The consequence is that the companies with the highest dividend distributions are also those with the greatest risk of goodwill impairments. In 2019 the potential impact of goodwill impairments on net earnings and equity reserves in FTSE182 were as followed, using the same quintile rankings as in all other analysis:
35.7% of all companies in the sample face serious impairment risk and 15.4% of companies, would face the entire loss of their shareholder equity if their goodwill was to be written off as a result of impairment provisions. Both ratios are, as noted, much higher amongst the top group of distributing companies, suggesting that there is much greater risk in this group than the others surveyed.
The report then explores the variable performance of the top 20% of highest distributing firms more granularly, noting sectoral variations. It identifies particular weaknesses in large outsourcing firms, who distribute aggressively, have low levels of productivity growth, invest little, generate thin margins yet carry a lot of debt and goodwill.
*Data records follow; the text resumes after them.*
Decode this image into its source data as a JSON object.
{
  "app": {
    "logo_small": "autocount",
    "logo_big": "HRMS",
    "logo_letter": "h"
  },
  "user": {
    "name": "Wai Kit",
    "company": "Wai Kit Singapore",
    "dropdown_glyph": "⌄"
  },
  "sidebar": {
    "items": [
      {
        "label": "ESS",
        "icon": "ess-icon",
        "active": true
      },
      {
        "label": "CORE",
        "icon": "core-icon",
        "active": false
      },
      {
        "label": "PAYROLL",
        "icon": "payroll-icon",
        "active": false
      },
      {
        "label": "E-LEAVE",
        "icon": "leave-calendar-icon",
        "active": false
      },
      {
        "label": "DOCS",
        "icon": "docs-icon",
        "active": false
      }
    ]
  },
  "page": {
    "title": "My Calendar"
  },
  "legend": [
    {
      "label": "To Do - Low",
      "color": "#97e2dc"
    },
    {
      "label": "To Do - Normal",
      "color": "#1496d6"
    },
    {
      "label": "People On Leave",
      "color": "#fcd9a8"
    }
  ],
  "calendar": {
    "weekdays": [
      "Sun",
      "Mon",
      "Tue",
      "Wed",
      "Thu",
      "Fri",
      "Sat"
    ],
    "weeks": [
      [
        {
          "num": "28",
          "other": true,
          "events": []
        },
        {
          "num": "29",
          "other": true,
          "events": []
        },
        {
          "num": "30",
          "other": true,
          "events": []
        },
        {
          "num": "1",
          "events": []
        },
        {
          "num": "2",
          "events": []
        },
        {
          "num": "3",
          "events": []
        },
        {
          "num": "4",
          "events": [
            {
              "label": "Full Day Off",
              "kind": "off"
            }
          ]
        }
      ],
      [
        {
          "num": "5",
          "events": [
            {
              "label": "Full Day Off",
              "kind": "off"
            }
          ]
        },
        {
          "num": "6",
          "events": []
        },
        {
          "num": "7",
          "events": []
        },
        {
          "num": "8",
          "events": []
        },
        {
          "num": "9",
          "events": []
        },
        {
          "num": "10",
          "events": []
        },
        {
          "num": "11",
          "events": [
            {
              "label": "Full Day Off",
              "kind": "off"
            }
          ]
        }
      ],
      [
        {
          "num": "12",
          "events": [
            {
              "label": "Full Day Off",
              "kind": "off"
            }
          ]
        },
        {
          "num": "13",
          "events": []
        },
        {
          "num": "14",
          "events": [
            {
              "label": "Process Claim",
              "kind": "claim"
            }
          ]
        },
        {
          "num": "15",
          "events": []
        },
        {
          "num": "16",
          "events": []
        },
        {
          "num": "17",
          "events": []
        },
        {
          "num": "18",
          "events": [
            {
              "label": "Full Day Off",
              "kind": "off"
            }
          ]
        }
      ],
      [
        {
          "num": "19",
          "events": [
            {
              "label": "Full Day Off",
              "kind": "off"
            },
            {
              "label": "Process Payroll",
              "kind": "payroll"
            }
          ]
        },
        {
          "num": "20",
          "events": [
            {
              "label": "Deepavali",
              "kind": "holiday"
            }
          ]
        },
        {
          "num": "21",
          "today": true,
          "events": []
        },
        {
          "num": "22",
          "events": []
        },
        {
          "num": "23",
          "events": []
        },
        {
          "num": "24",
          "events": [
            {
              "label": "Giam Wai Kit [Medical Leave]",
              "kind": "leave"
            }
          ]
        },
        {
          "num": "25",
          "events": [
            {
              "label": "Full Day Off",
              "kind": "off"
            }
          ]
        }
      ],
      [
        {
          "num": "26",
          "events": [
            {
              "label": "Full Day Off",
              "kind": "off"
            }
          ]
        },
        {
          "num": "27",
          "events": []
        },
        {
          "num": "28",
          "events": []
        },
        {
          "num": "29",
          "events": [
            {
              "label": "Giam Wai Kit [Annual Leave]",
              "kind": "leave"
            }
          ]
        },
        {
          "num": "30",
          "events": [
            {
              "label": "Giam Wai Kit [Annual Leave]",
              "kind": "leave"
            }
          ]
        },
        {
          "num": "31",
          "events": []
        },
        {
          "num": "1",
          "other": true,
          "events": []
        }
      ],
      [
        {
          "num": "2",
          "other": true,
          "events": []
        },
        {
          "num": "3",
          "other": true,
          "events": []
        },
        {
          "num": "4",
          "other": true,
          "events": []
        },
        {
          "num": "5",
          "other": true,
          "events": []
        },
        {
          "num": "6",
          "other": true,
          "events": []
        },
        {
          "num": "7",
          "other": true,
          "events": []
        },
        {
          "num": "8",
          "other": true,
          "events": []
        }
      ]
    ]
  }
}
A number of implications follow from the report. First, there is a sizeable minority of large UK firms who distribute more to shareholders than they generate in net income. This suggests a more financialized corporate world where financial engineering and creative accounting play an enlarged role. Second, there is a growing dislocation between the ‘firm identity’ of a company i.e. its social and technological activities and relations, and its ‘corporate identity’ i.e. its reporting and legal personality, with the latter being prioritised by some Boards to pay rewards in excess of those that the underlying entity appears capable of supporting . Third, if shareholder returns can be met from financial engineering and creative accounting practices, as this implies, this may divert corporate efforts towards representational rather than operational concerns, crowding out investment-led productivity-enhancing strategies. Fourth a closer examination of the outsourcing sector may be necessary to explore the extent of these practices and its relation to the UK’s productivity malaise, particularly when public procurement is estimated to account for 12-13% of UK GDP. And fifth, those seeking long term value in stock markets may need to be aware of these structural and behavioural differences which the research shows can exist between firms and sectors.